SOURCE MATERIAL -
======

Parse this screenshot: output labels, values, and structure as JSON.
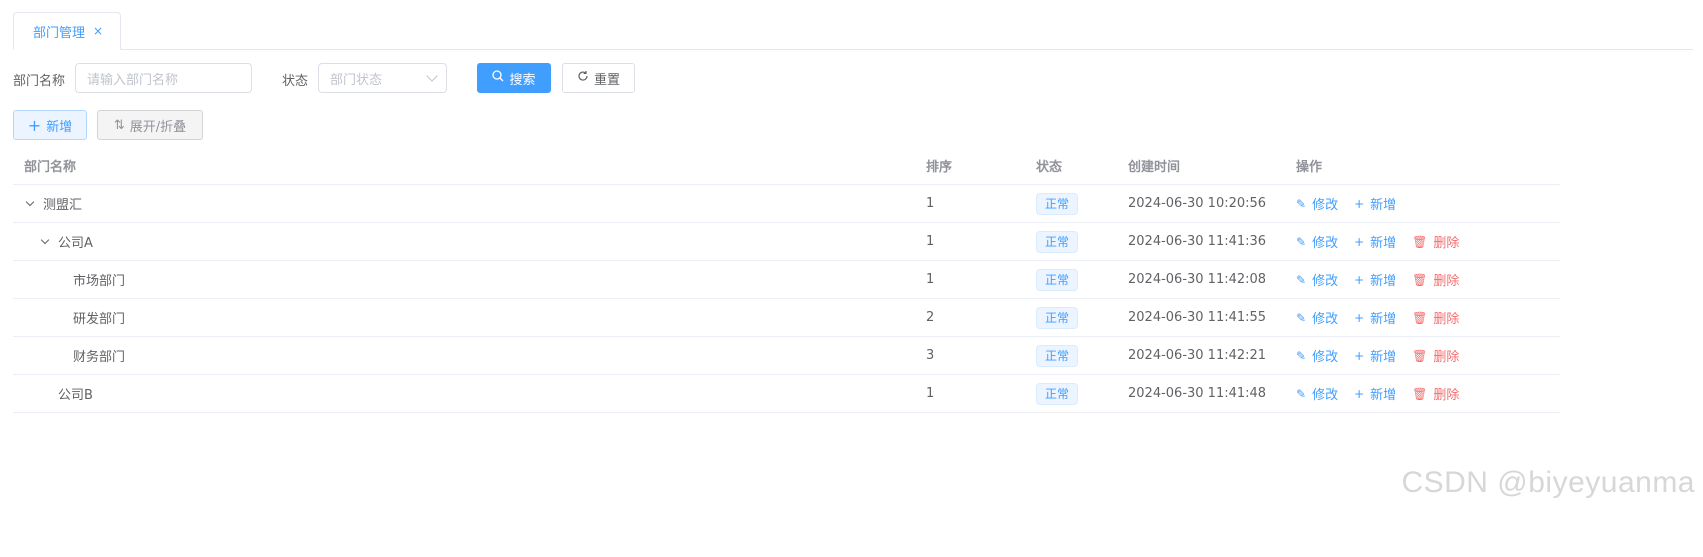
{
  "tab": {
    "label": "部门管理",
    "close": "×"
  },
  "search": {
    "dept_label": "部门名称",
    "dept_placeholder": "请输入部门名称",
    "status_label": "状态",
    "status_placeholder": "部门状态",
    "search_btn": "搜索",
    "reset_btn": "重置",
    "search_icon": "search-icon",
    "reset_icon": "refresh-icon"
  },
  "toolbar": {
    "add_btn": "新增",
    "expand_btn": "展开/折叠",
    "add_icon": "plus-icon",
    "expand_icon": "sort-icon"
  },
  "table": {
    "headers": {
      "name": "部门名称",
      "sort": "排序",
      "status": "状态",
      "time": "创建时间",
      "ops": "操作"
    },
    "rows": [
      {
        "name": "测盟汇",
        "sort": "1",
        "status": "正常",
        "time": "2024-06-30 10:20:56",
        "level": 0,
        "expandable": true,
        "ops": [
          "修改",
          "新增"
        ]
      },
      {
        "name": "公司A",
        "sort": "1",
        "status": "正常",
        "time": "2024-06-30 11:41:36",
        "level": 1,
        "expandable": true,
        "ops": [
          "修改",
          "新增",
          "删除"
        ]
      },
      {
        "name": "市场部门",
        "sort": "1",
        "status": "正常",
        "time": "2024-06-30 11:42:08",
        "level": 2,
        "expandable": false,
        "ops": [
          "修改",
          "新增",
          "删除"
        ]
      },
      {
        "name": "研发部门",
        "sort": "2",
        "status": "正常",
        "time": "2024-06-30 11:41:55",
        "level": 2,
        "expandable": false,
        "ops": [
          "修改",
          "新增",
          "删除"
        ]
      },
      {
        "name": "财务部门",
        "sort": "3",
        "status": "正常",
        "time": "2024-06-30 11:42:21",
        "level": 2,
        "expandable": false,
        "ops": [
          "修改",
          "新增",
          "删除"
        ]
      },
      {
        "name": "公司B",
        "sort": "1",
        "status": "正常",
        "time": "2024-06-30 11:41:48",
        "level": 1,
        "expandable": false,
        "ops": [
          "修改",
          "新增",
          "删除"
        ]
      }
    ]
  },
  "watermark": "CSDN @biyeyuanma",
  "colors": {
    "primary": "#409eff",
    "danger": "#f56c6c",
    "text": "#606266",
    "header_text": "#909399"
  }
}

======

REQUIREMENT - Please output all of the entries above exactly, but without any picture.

RESULT OF THIS EXERCISE -
Parse this screenshot: output labels, values, and structure as JSON.
{
  "tab": {
    "label": "部门管理",
    "close": "×"
  },
  "search": {
    "dept_label": "部门名称",
    "dept_placeholder": "请输入部门名称",
    "status_label": "状态",
    "status_placeholder": "部门状态",
    "search_btn": "搜索",
    "reset_btn": "重置",
    "search_icon": "search-icon",
    "reset_icon": "refresh-icon"
  },
  "toolbar": {
    "add_btn": "新增",
    "expand_btn": "展开/折叠",
    "add_icon": "plus-icon",
    "expand_icon": "sort-icon"
  },
  "table": {
    "headers": {
      "name": "部门名称",
      "sort": "排序",
      "status": "状态",
      "time": "创建时间",
      "ops": "操作"
    },
    "rows": [
      {
        "name": "测盟汇",
        "sort": "1",
        "status": "正常",
        "time": "2024-06-30 10:20:56",
        "level": 0,
        "expandable": true,
        "ops": [
          "修改",
          "新增"
        ]
      },
      {
        "name": "公司A",
        "sort": "1",
        "status": "正常",
        "time": "2024-06-30 11:41:36",
        "level": 1,
        "expandable": true,
        "ops": [
          "修改",
          "新增",
          "删除"
        ]
      },
      {
        "name": "市场部门",
        "sort": "1",
        "status": "正常",
        "time": "2024-06-30 11:42:08",
        "level": 2,
        "expandable": false,
        "ops": [
          "修改",
          "新增",
          "删除"
        ]
      },
      {
        "name": "研发部门",
        "sort": "2",
        "status": "正常",
        "time": "2024-06-30 11:41:55",
        "level": 2,
        "expandable": false,
        "ops": [
          "修改",
          "新增",
          "删除"
        ]
      },
      {
        "name": "财务部门",
        "sort": "3",
        "status": "正常",
        "time": "2024-06-30 11:42:21",
        "level": 2,
        "expandable": false,
        "ops": [
          "修改",
          "新增",
          "删除"
        ]
      },
      {
        "name": "公司B",
        "sort": "1",
        "status": "正常",
        "time": "2024-06-30 11:41:48",
        "level": 1,
        "expandable": false,
        "ops": [
          "修改",
          "新增",
          "删除"
        ]
      }
    ]
  },
  "watermark": "CSDN @biyeyuanma",
  "colors": {
    "primary": "#409eff",
    "danger": "#f56c6c",
    "text": "#606266",
    "header_text": "#909399"
  }
}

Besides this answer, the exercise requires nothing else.